There's no form of moisture filtration, though, so a cheap in-line filter is recommended but, other than that, it's been hard to find fault with this tool. It's not intended for general work on a larger scale (such as loco livery jobs on 4mm scale models and upwards), but it's a very handy accessory to have for anyone who needs a portable device. As someone who likes to take modelling projects on holiday, this is just the ticket.

I've had great fun playing around with the Freestyle Air and it should be going on sale imminently. Check out for more info...

Friday, 17 April 2015


Big Whistler taking shape.

Much of the Heljan model has now been treated to a weathered finish, along with the body gaining a set of running numbers and a few extra detail enhancements. The cab interiors have also been upgraded and weathered. Unfortunately, I don't have any 7mm figures to hand, so the cabs will remain empty for the time-being. 

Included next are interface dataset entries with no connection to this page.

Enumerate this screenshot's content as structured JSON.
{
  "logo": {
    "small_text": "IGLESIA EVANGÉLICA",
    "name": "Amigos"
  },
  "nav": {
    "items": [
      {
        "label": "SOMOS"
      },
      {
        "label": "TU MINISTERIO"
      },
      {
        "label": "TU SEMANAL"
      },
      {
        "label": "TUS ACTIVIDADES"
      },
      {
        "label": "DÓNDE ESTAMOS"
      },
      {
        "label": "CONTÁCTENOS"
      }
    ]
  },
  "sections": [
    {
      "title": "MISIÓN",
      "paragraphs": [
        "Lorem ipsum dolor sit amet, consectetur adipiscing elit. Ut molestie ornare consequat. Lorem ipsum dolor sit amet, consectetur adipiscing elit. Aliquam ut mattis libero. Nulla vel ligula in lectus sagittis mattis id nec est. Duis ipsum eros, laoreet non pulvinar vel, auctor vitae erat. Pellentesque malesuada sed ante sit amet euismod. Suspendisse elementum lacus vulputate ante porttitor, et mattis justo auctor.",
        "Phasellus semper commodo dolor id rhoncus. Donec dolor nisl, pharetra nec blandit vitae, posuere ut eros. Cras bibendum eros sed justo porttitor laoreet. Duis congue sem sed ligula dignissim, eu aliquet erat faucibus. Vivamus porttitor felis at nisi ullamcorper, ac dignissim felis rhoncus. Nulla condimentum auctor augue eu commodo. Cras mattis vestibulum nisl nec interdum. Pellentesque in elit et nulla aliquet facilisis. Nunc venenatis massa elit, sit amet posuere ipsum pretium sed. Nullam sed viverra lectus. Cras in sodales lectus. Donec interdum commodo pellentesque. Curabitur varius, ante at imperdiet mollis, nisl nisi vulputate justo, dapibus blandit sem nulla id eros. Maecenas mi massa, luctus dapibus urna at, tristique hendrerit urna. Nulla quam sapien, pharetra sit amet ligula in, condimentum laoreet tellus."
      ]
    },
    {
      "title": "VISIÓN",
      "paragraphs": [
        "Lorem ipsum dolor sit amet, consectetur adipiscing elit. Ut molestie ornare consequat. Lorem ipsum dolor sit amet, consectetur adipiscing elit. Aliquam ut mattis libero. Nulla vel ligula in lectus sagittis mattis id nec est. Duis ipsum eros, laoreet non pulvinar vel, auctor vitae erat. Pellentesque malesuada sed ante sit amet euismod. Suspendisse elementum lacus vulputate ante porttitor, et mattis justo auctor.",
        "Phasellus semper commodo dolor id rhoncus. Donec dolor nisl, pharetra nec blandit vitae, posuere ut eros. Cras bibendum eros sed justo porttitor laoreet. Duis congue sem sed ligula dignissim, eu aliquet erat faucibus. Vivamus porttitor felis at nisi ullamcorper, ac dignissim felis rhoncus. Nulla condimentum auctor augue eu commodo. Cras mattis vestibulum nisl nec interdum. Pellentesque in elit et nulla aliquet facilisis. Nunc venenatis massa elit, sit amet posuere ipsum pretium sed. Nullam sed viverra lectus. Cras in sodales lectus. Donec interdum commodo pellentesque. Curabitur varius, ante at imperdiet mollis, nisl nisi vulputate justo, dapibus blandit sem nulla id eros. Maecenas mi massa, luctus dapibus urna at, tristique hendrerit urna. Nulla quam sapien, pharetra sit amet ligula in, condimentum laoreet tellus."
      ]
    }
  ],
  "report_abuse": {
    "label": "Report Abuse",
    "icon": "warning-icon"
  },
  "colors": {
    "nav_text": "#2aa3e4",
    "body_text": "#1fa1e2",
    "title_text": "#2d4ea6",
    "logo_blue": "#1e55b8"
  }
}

The roof needs a bit of refinement, to blend in the various shading around the raised panel lines, but I'm waiting until the whole model is reassembled. As mentioned previously, many of the parts have been treated individually, so there's naturally a risk of them lacking coherence when they're brought together. Therefore, some judicious work with the airbrush will blend everything together at the later stages.

It's taken a lot of work to get this far, but I've enjoyed it greatly!

Tuesday, 14 April 2015


Whistling Giant gets the weathering treatment.

This is a project that I've been itching to start since last December. However, finding time for practical work has been something of a struggle recently. At last, though, I've found a slot in the schedule and work has begun apace, with the massive 'O' gauge Class 40 dismantled into more manageable, bite-size chunks.

I decided to try breaking the bogies and underframe into as many separate parts as possible, which has made life so much easier than when I last treated a large 'O' gauge diesel (a Heljan 'Western'). These models weigh a ton and, with their length, even when working on a turntable, you need a lot of space on the workbench. This way, though, my current cramped working conditions haven't proved too inconvenient.

I've given the bogie frames and fuel tanks a suitably grimy, textured finish, using a variety of acrylics and dry pigments, with the effects refined with an airbrush. The project will feature in the Class 40 Masterclass supplement that's being offered free with the next issue of Model Rail magazine (MR209), out on May 7th.

So far, it's all looking pretty convincing. Next up will be the bodyshell and the main chassis...